On the Bookshelf - After the Falls
October 28, 2010, 368 pages Viking Adult
From the back cover:
It's 1960 and twelve-year-old Cathy McClure has just been thrown out of Catholic school for-among other transgressions-filling the holy water fount with vodka. In the hopes of giving Cathy a fresh start away from their small town, the McClures leave behind Niagara Falls and the family pharmacy to start over in suburban Buffalo. But life in a subdivision and a school filled with "pubescent cheddar" holds little appeal for a girl who began working at four and smoking at nine. As the quaint world of 1950s America recedes into history, Cathy dives headfirst into the 1960s. Along the way, she adopts many personas with gusto-vandal, HoJo hostess, FBI suspect, civil rights demonstrator- but when tragedy strikes at home, Cathy must take on her most challenging role yet. As candid and compelling as Mary Karr's The Liars' Club and Jeanette Walls's The Glass Castle, After the Falls is an irresistible account of one girl's comingof-age during a tumultuous era and the moving tale of a rebellious spirit learning what it means to be a daughter.
My thoughts: There are several kinds of memoirs, those written by celebrities or people who have slept with celebrities, people who do crazy things like going over Niagara Falls in a barrel or trying to jump the Grand Canyoon.
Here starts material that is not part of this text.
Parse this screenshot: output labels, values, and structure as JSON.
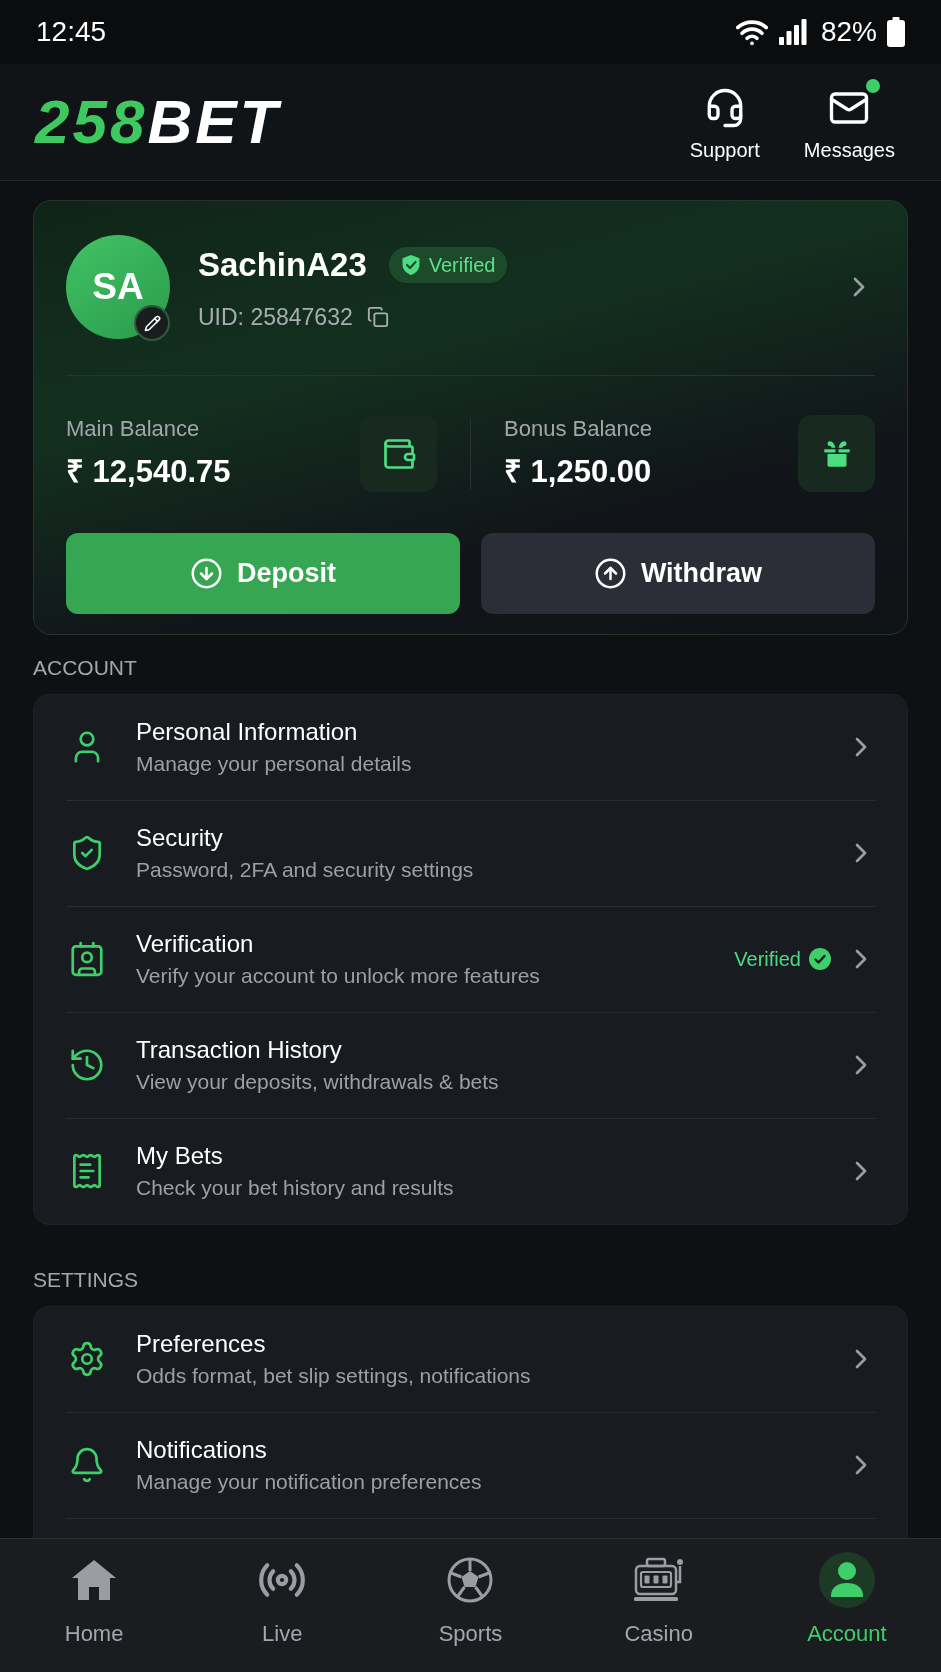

There are rehab memoirs, memoirs by former criminals and then there are memoirs like Catherine Gildiner's, what I like to call 'Slice of Life' memoirs. These are my favorite kinds of memoirs. They say that everyone has a story within them, and the former Cathy McClure's story is one that everyone can relate to, even if they didn't grow up in Upstate New York as the 60's were starting.
I devoured this book in one sitting, I couldn't put it down. I felt as I'd found a 'sister from another mother.' I totally identified with Cathy's struggles to fit in, her clashes with her parents, her sarcasm, and her burgeoning activism. While I never set a donut shop on fire, I did struggle with not 'fulfilling my potential' in school which is another way of saying that I was just as bored as Cathy in my high school. I enjoyed reading about how Cathy 'faked it until she made it' with the popular kids and cringed as she must have when she discovered that she didn't make senior varsity cheerleader because of her complexion. Who hasn't heard something they shouldn't have or learned something that they were better off not knowing in high school. It may not be the sixties but some rights of passage never change. One of my favorite stories in the book is when Cathy and her mother wrote anonymous letters to try and get rid of all the black lawn jockey's that littered the front lawn's in Buffalo, and what she did, when the town didn't respond quite the way that she hoped.
When Cathy leaves home to go to college, hoping that she will finally find her niche, only to discover that college might not be as different as high school after all, I was right with her. At college, she finally falls in love, but Cathy being Cathy, it is not with anyone that she might be expected to fall in love with. She finally finds good use for her 'bossy and brassiness,' with her summer jobs working for the Department of Welfare. What I found refreshing about this book was Gildiner's unflinching honesty about her life. She doesn't spare anyone, least of all herself, for the mistakes that she made, the things that she wishes that she could have done differently. I responded to her sarcasm, and the way that she not only skewers life in Upstate New York but also the foibles of grown-ups.
There are so many fascinating and endearing stories in this book, but what will ultimately grab you by the heart and wring it dry, is the story of Cathy's relationship with her father and his subsequent illness. Anyone who has ever dealt with the realities of having a parent fall ill, will immediately know exactly what Cathy is going through. I can't say enough good things about this book. Cathy's experiences are unique, laugh out loud funny, charming, exasperating, but she's also every woman who has ever struggled with conformity and accepting her differences, and learning to see her parents as people and not just as parents. That I think is one of the hardest things about growing up, learning to seperate from your parents, yet still trying to keep that connection.
Verdict: A heartwarming and heartbreaking look at one young woman's journey through the rocky road of the 1960's.